In this day and age, the majority of us are familiar with the World Wide Web. We already have a conventional idea of what websites are, how websites are supposed to look like and how they can be navigated. We go through a preset array of motions, scrolling and clicking our way through this digital terrain, as we traverse bytes and data.
Surely nothing new can faze us now right? Have websites become predictable in terms of form and function?
When a user lands on the homepage of jodi.org, he is greeted with…and therein lies an interesting twist. The homepage is never constant. Never. Visiting www.jodi.org again will result in an entirely different landing page. The URL in the address bar would change by itself, redirecting the user somewhere else even though he typed in the correct url.
What peaked my interest as I continued exploring the site was the complete lack of an attempt to let the visitor know what to do, where to go, what to click on and so forth. There were no instructions, no guides. The only available form of text was butchered and chopped up, mixed together with a healthy dose of symbols and ascii art elements. On the surface, it just looks like one big mess. But perhaps there is something larger at work?
Sometimes some portions of the text are clickable, leading the user on towards parts unknown. This reminded me of SURPRISE.SG (one of the many websites which are part of the Web Art Movement initiated by OSS alumni Eugene Soh) where the user is presented with a big red button to click on to move from watching one video to another without being able to know in advance what he is going to watch. The videos which play one after another and their content range from the absurd to the absolute surreal (hence the title, “SURPRISE”)
Extracts from SURPRISE.SG

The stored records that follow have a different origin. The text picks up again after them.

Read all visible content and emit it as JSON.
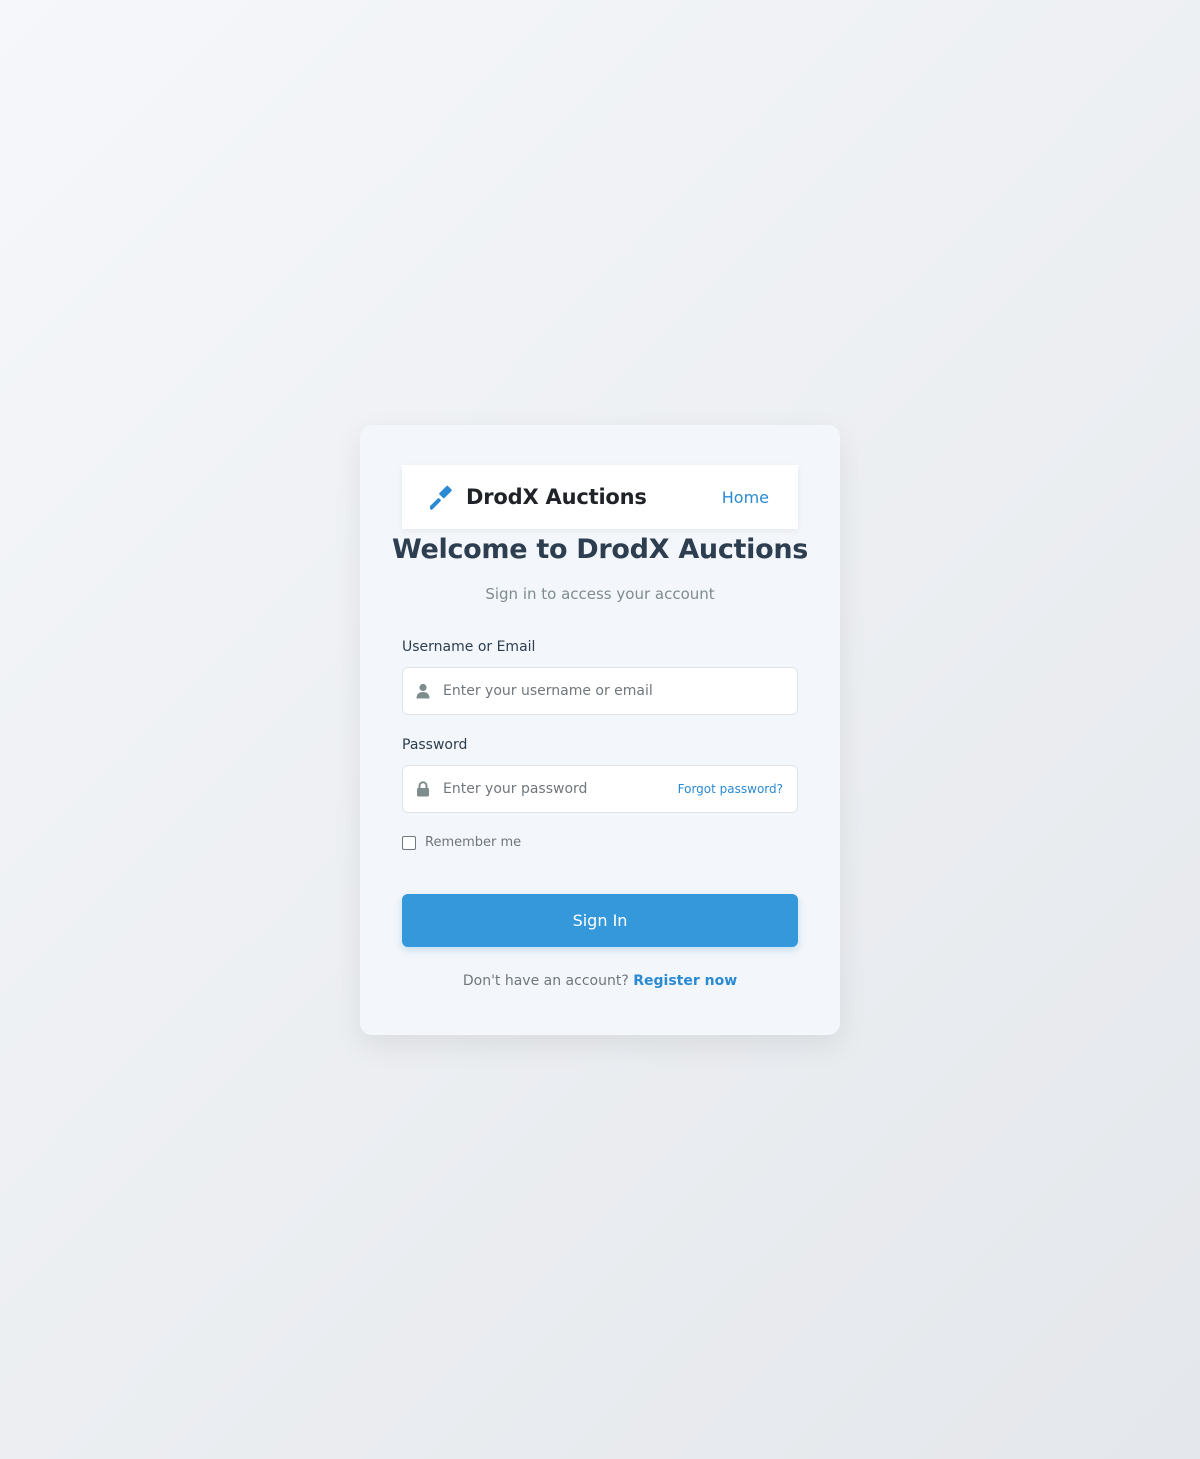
{
  "navbar": {
    "brand_name": "DrodX Auctions",
    "brand_icon": "gavel-icon",
    "home_link": "Home"
  },
  "title": "Welcome to DrodX Auctions",
  "subtitle": "Sign in to access your account",
  "username": {
    "label": "Username or Email",
    "placeholder": "Enter your username or email",
    "value": "",
    "icon": "user-icon"
  },
  "password": {
    "label": "Password",
    "placeholder": "Enter your password",
    "value": "",
    "icon": "lock-icon",
    "forgot_link": "Forgot password?"
  },
  "remember": {
    "label": "Remember me",
    "checked": false
  },
  "signin_button": "Sign In",
  "footer": {
    "prompt": "Don't have an account?",
    "register_link": "Register now"
  },
  "colors": {
    "accent": "#3498db",
    "link": "#2a8ad4",
    "heading": "#2c3e50",
    "muted": "#7f8c8d"
  }
}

Where jodi.org differs from a website like surprise.sg is that it abandons the idea of even making something actually look clickable. Hyperlinks could be hidden virtually anywhere, residing in-between chunks of “nonsensical” text and gibberish, waiting for the user to hover their mouse over them. The conventional notion of web aesthetics and user interface are thrown out the window with wild abandon, resulting in unpredictable user experiences for anyone who visits jodi.org. Clearly it seems as though the creators of the website do not want users to attempt to understand what is going, and they seem to taken great care to ensure that there is no possible trace for visitors to pick up on to even know what is going on.
Screengrabs from jodi.org
I attempted to visit jodi.org again for the “n”th time, and sure enough I got redirected to another url (www.wrongbrowser.com). The following below details this particular visit which bore an unexpected present.
I landed on an almost barren page.
There were no instructions, no popups telling me what to look at or what to follow. I was completely left to my own devices.
On the left were what appeared to be hyperlinks which would bring me to other sites hosted on different domains. In the middle of the site, there were two small squares of black and yellow. Above them, the words “mac osx” and “pc win” were flush aligned against each square. Right at the top, “%WRONG Browser” screamed in bold and above that, a “9.04”.
Even though this just how sparse the layout was on the site, it was enough for me to draw a relationship between the two squares and the words at the top.
It was enough for me to come to the following conclusion: If I was on a Macintosh, I should click the black square. If I was on Windows, I should click on the yellow square. Seemed straight forward enough. I inched my mouse over the black square and clicked it. Immediately, my browser started downloading something. There was no prompt, no warning beforehand. All I saw was the progress bar filling up as my browser downloaded what seemed to be a zip file which was suspiciously titled “COM.zip”.
Leaving my sense of better judgement behind, I went ahead and unzipped the file (but not before making sure I had saved whatever stuff I was working on in case something terrible unfolded on my computer). The contents of the zip file was only an executable, nothing more. I double-clicked it, as though by some hard wired response.
Or so it seemed.
My cursor turned into a spinning beach ball.
My screen went black.
A few seconds later, my screen was the host to a sea of white, populated by random blocks of blue, green, red, black and yellow.
Lines of text started running on the screen, growing in length, stopping, and starting again.
I had lost control of my computer.
Could gibberish be a new form of cryptography? Maybe the various symbols stem from some sort of system grounded in logic? Or maybe they don’t? Perhaps the site pokes fun at security, and the lengths to which one might go to hide their digital footprints in many more subsections of digital footprints scattered across a server. Whatever may be the intent, there is clearly a sense of mischief afoot in the minds of the creators of jodi.org.
When encountering jodi.org, the web visitor is encouraged to be an active participant. Instead of being spoon-fed instructions on how to navigate and what to look at, the unassuming web surfer gets pushed into a system of organized chaos. A system where language, text and usability get subverted, maybe even exploited and abused, leaving behind a long unending trail of web-domains and hyperlinks which link to one another. Even in the wake of such sheer abandon and destruction of conventional forms, a new aesthetic form is being given birth to: a form where the very raw and at times crude visual amalgamation of media and text become visually striking and maybe, even visually unique from anything else we have been exposed to on World Wide Web.
Welcome to the net.art movement.
For more thoughts about jodi.org, check out Nasir’s musings.